There are many ways to celebrate this season of change. Visiting festivals, and farmers' markets, cycling by the lakefront or through a canopy of changing leaves or just viewing the ethereal blue skies and crimson sunsets give us time to pause.
As the days become shorter, we tend to focus inward. Does the fall television season look much like last year's? Interested in reconnecting with a familiar literary "friend?" Look no further than a good book.
Here are some familiar classics just made for this season, which may take you to a place, and perhaps a time you would like to reconnect to:
Voted by the British Crime Writers Association as the "Best Crime Novel of All Time," The Murder of Roger Ackroyd tells the story of a man who knew too much. He knew the woman he loved had poisoned her first husband, had been blackmailed, then had taken her own life. A letter arrives that would reveal who the mystery blackmailer was. But Ackroyd was dead before he finished reading it. He knew too much…

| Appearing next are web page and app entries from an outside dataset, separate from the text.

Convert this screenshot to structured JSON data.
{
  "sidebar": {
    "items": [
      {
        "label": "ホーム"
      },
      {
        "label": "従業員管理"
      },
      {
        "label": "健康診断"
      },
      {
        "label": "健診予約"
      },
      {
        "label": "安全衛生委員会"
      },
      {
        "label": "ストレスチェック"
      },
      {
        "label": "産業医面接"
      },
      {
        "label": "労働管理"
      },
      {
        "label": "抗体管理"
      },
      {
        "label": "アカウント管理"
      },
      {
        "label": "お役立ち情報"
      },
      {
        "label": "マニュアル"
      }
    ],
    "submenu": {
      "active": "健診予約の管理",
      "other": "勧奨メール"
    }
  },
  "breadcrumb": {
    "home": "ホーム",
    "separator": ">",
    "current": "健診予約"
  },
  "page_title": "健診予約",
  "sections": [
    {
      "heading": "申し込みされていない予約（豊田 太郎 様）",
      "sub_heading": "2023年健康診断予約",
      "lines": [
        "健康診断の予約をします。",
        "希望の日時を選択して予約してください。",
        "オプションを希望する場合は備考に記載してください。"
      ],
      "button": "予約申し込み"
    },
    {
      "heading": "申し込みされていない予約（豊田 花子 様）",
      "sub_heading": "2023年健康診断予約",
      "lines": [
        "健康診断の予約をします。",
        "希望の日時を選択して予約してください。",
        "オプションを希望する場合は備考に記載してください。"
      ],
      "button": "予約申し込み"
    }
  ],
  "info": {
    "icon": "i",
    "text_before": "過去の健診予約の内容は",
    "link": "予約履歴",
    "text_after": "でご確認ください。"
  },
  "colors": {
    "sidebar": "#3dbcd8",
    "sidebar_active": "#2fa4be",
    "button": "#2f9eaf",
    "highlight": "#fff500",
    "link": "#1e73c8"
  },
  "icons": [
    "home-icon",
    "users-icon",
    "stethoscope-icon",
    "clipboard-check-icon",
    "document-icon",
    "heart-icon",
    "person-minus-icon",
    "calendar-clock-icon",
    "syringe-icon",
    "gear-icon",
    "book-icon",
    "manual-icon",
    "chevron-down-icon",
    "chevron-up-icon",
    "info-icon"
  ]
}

"Last night I dreamt I went to Manderley again." In every corner of every room, phantoms of the past still live for the newly married Mrs. Maxim de Winter. A steely-eyed housekeeper and memories of the first wife, the beautiful Rebecca, still permeate throughout her new home. This classic features the finest mixture of romance and murder mystery. Reconnect yourself with the "mistress of the calculated irresolution."
Graham Greene called The Spy Who Came in from the Cold, "the finest spy story ever written." It's a tale that takes you into the world of shadows and lies. And the truth is that in this world, being a government agent can take you into the "cold" where it's everyone for themselves.
Nominated as one of the best-loved novels in the PBS series The Great American Read, The Stand was also voted one of the 10 best Stephen King books in a Rolling Stone readers' poll. Here's the master storyteller himself: "Books are the perfect entertainment: no commercials, no batteries and hours of enjoyment for each dollar spent. What I wonder is why everybody doesn't carry a book around for those inevitable dead spots in life."
Whoever said that history is boring has not experienced it through Hilary Mantel's award winning novel, Wolf Hall. It's all happening at the Court. Lots of players here: A new wife (one of many), new advisors (a daily turnover, it seems), many overnight guests at "the Tower," a dysfunctional king, and a very clever master of intrigue.
It's a great time to reconnect with exceptional writers, and fall in love again, with reading. What are your favorite fall reads?